Too much of a perfectionist….
3 Am and I’m still sat here….
…tweaking Coping Ugly while my eye swells up thanks to some unknown allergic reaction. I’ve begrudgingly accepted that I won’t be able to submit the perfect draft of Coping Ugly. It won’t be stageable. There’s at least another 10 drafts, a character death and a possible style change to come before it’s perfect.
I spoke to Stapes briefly today and he asked if I’d started pulling my hair out yet or would I just throw caution to the wind and submit the play early. As I’m sure those who know me can predict, I answered with a resounding no to the latter. Stapes knew full well that I’d already been pulling my hair out. In fact, Rhianne had to deal with my sudden loss of faith at 5 AM a couple of weeks back. It seems I’m very predictable in my writing habits.
But am I at risk of becoming one of those writers who lets the drive for perfectionism get in the way of ever moving forward? I didn’t think so. Until I talked to Stapes that is. I’ve had agents on my mind all year and today, Stapes questioned why I was holding off sending work out. Our conversation went something like this:
M: I don’t have anything good enough.
S: You’ve got your major project.
M: But it needs redrafting. It’s no where near ready.
S: Send it Monday.
M: But it’s not ready. It needs to be redrafted. For Writersroom and Papatango.

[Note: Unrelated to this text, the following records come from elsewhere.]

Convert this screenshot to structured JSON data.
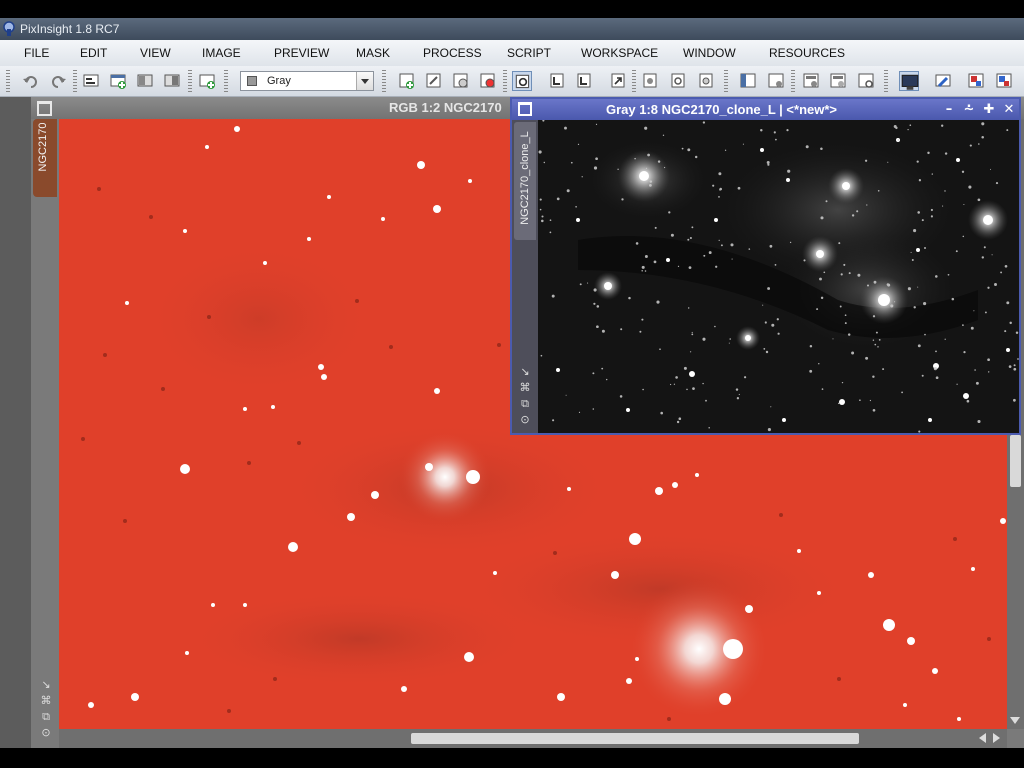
{
  "app": {
    "title": "PixInsight 1.8 RC7"
  },
  "menu": {
    "items": [
      {
        "label": "FILE"
      },
      {
        "label": "EDIT"
      },
      {
        "label": "VIEW"
      },
      {
        "label": "IMAGE"
      },
      {
        "label": "PREVIEW"
      },
      {
        "label": "MASK"
      },
      {
        "label": "PROCESS"
      },
      {
        "label": "SCRIPT"
      },
      {
        "label": "WORKSPACE"
      },
      {
        "label": "WINDOW"
      },
      {
        "label": "RESOURCES"
      }
    ]
  },
  "toolbar": {
    "mask_mode_value": "Gray",
    "icons": [
      "undo-icon",
      "redo-icon",
      "new-view-icon",
      "new-preview-icon",
      "image-window-icon",
      "close-view-icon",
      "new-image-icon",
      "zoom-in-icon",
      "zoom-out-icon",
      "fit-view-icon",
      "readout-icon",
      "mode-icon-1",
      "mode-icon-2",
      "mode-icon-3",
      "mode-icon-4",
      "stf-icon-1",
      "stf-icon-2",
      "stf-icon-3",
      "stf-icon-4",
      "stf-icon-5",
      "stf-icon-6",
      "layout-icon-1",
      "layout-icon-2",
      "layout-icon-3",
      "layout-icon-4",
      "monitor-icon",
      "explorer-icon",
      "process-icon-1",
      "process-icon-2"
    ]
  },
  "rgb_view": {
    "title": "RGB 1:2 NGC2170",
    "identifier_tab": "NGC2170",
    "background_color": "#e0402a"
  },
  "gray_view": {
    "title": "Gray 1:8 NGC2170_clone_L | <*new*>",
    "identifier_tab": "NGC2170_clone_L",
    "controls": [
      "minimize-icon",
      "shade-icon",
      "maximize-icon",
      "close-icon"
    ],
    "control_glyphs": [
      "–",
      "⩪",
      "✚",
      "✕"
    ],
    "border_color": "#4b5bb0"
  },
  "side_tools": [
    "↘",
    "⌘",
    "⧉",
    "⊙"
  ]
}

S: Then you won’t send it.
Because I’m a perfectionist.
It’s not like I didn’t already know this. I just hadn’t realised that it was stopping me from sending out work that multiple people had already told me has promise. I did it with my novel. The novel I’ve only just started rereading having given up on editing it a year ago. I loved the characters but by the time I finished writing and got up the courage to start editing, I couldn’t see the merit in the hours I’d put into it. All I could see were problems. Not potential.
That’s all I’ve seen in Coping Ugly since I started writing. Every time I hand off a draft for feedback, I already know the problems. I know the problems as I’m writing it. Yet even armed with that knowledge, I still don’t have a perfect draft. Or a draft that I feel proud of. Doesn’t sound right, does it?
With essentially one day to the deadline, I’m still considering throwing out my entire last act and rewriting somehow. I’m aware of problems but I feel helpless to fix them and it’s terrifying. Because no matter how much I claim that I chose to do this course for the experience and the mentorship, not the for the piece of paper, some part of me clearly still wants to achieve a degree that fits with the image that has been formed around me in the last year.
Here’s hoping I can pull it off. I’m too much of a perfectionist for my own good sometimes.